Moving forward, Melzi is excited about two new lines of research: an intervention that connects family practices with school practices to positively impact Latine/x children’s reading skills, as well as a cross-university effort to enhance the Development and Research in Early Math Education (DREME) network by investigating the everyday family math talk in Spanish-speaking and Spanish-English bilingual immigrant homes of preschool aged children.
Two-Generation Programming to Break the Cycle
Erin Godfrey, director of the IHDSC and associate professor of applied psychology, is engaged in a partnership with Educational Alliance, a social service provider on the Lower East Side that works with immigrant and low-income families.
“Educational Alliance offers both Head Start and Early Head Start programming for young children, and they started noticing that people they served as kids in these programs were coming back for support for their own children,” says Godfrey. “They realized that something wasn’t working to break the intergenerational cycle of poverty.”
Educational Alliance developed supplemental programming targeted at the parents and caregivers of the young children to work on two generations at once, offering English as a Second Language (ESL) courses, support for applying to colleges and obtaining financial aid, family literacy programming, mental health services, and more.
“My work with Educational Alliance has been to help them evaluate these added programs and understand the benefit they’ve had on the community members,” says Godfrey. “We want to build their capacity to do this work for themselves—to leverage their own data to formulate and answer the questions that are important to them.”
Through Godfrey’s work with Educational Alliance’s data, they have discovered preliminary evidence that the two-generational programming is effective in boosting confidence in helping kids with reading and schoolwork, as well as in increasing attendance in the Head Start program.
Godfrey is also working with Chris Barker, associate director at IHDSC, to grow a larger RPP between Educational Alliance and IHDSC to bring together more faculty and more programs.
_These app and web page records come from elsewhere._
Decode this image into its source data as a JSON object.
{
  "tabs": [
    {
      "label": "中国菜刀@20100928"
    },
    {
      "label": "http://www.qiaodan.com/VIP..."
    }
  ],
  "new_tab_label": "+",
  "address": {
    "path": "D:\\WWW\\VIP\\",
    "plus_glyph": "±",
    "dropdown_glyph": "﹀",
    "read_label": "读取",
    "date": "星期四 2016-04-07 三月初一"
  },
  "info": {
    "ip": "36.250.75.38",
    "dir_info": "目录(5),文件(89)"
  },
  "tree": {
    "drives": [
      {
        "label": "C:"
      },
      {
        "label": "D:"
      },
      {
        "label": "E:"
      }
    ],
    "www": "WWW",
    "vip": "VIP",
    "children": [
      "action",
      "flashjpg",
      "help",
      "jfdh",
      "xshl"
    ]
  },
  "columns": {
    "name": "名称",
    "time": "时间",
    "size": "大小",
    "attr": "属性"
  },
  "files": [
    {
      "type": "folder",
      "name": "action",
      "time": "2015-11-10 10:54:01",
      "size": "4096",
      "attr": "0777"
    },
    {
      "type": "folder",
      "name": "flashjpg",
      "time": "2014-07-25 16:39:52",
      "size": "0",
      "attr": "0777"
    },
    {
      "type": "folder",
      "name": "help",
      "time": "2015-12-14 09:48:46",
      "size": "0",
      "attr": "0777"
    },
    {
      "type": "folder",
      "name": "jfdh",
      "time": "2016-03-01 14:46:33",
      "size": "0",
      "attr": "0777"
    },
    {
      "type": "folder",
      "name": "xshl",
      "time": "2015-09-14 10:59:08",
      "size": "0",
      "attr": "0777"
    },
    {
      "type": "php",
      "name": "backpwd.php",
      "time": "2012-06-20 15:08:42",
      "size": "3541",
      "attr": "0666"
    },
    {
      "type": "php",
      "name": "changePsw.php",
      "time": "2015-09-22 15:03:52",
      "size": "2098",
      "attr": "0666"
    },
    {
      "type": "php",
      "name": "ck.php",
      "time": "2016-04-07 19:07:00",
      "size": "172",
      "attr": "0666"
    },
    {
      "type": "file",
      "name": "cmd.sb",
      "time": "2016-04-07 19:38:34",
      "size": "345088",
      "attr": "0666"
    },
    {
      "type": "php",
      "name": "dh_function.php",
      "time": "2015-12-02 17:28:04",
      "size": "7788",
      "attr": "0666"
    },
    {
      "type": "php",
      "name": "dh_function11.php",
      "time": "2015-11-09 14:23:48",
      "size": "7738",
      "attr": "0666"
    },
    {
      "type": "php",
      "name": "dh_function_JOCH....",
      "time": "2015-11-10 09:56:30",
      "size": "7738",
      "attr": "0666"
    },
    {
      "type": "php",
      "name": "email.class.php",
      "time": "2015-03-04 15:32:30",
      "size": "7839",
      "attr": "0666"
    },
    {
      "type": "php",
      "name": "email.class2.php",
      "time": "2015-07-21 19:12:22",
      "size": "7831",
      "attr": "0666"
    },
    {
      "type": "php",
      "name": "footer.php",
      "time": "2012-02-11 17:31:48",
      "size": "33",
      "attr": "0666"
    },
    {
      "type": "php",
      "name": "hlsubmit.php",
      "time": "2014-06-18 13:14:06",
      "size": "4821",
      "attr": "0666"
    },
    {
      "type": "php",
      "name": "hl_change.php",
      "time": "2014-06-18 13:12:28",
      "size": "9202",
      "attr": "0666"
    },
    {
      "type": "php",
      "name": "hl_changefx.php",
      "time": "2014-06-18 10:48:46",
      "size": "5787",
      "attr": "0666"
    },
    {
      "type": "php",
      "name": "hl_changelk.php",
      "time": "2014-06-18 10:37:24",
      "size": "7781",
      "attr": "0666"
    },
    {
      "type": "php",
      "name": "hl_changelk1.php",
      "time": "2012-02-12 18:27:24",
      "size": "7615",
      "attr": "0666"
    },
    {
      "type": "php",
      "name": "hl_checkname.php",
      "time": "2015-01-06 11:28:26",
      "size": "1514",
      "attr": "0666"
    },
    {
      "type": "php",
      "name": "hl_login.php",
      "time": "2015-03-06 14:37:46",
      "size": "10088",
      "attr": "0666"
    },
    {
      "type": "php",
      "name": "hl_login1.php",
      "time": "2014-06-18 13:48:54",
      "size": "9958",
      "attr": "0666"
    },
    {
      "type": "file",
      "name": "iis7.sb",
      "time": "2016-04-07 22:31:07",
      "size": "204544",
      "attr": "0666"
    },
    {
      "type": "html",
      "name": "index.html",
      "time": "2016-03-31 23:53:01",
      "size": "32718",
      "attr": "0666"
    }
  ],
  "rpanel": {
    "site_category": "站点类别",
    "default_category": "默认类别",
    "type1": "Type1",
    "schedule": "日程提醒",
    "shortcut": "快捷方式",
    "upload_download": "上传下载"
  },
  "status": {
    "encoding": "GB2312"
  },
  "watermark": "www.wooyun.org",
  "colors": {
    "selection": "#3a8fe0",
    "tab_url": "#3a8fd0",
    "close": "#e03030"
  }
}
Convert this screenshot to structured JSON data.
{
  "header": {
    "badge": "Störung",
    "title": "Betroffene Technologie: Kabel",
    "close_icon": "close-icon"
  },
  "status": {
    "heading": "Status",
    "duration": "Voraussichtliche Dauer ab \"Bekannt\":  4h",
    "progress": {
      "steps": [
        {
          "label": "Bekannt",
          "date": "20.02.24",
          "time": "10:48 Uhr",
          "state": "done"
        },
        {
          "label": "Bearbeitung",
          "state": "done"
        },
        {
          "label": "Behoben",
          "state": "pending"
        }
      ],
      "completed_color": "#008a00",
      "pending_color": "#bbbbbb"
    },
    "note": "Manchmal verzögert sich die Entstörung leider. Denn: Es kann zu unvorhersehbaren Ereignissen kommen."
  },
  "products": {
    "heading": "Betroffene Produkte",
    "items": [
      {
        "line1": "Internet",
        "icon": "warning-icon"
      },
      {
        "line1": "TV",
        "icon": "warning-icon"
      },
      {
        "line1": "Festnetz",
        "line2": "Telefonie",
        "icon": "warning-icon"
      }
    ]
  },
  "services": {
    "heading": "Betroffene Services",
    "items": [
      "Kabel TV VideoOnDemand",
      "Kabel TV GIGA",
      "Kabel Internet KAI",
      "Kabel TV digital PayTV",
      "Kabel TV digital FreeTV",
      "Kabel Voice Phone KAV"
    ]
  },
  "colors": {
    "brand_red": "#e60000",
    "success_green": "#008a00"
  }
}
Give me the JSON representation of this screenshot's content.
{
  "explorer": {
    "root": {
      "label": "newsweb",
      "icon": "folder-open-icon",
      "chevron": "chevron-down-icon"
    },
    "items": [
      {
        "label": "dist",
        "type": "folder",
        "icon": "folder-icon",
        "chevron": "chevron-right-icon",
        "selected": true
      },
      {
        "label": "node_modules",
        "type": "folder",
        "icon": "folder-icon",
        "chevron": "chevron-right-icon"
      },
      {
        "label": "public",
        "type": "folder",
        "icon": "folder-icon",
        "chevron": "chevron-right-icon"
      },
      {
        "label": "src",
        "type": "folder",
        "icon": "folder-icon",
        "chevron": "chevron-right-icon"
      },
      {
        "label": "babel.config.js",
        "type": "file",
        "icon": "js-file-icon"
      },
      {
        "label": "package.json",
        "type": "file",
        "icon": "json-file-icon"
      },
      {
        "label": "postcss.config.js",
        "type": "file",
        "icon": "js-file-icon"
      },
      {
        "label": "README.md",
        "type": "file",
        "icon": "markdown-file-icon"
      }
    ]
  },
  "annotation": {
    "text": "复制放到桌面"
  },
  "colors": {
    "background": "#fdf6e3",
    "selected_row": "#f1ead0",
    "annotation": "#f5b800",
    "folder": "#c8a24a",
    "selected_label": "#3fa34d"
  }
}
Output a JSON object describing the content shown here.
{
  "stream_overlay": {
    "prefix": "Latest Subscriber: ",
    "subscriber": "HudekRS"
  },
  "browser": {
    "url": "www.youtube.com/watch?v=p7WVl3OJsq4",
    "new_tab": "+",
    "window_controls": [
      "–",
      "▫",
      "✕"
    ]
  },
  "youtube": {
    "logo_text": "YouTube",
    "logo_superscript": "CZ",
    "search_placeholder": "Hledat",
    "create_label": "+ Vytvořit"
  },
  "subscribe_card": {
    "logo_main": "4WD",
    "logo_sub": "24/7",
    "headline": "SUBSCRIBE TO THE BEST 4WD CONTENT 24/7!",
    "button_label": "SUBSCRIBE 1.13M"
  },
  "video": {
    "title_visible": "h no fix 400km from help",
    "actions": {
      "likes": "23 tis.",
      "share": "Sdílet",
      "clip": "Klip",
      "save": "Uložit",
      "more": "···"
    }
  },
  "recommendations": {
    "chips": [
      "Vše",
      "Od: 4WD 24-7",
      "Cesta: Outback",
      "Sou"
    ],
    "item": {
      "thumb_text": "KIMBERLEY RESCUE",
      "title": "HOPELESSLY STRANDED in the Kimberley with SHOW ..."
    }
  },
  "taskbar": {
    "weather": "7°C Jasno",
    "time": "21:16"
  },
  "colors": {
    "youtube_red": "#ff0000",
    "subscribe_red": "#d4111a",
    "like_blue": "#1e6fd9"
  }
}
Currently, the two are collaborating on a research study about how the benefits available to families under the poverty line within the American Rescue Plan Act of 2021 are being accessed and utilized.
For Godfrey, the RPP represents an important model for the future—not just in early childhood education, but across fields and industries.
“In an ideal RPP, the ideas don’t come from academia to be applied to people in the real world; the questions and interest is generated from within, and academia helps make it happen,” says Godfrey. “RPPs represent an important way to make change in applied social problems.”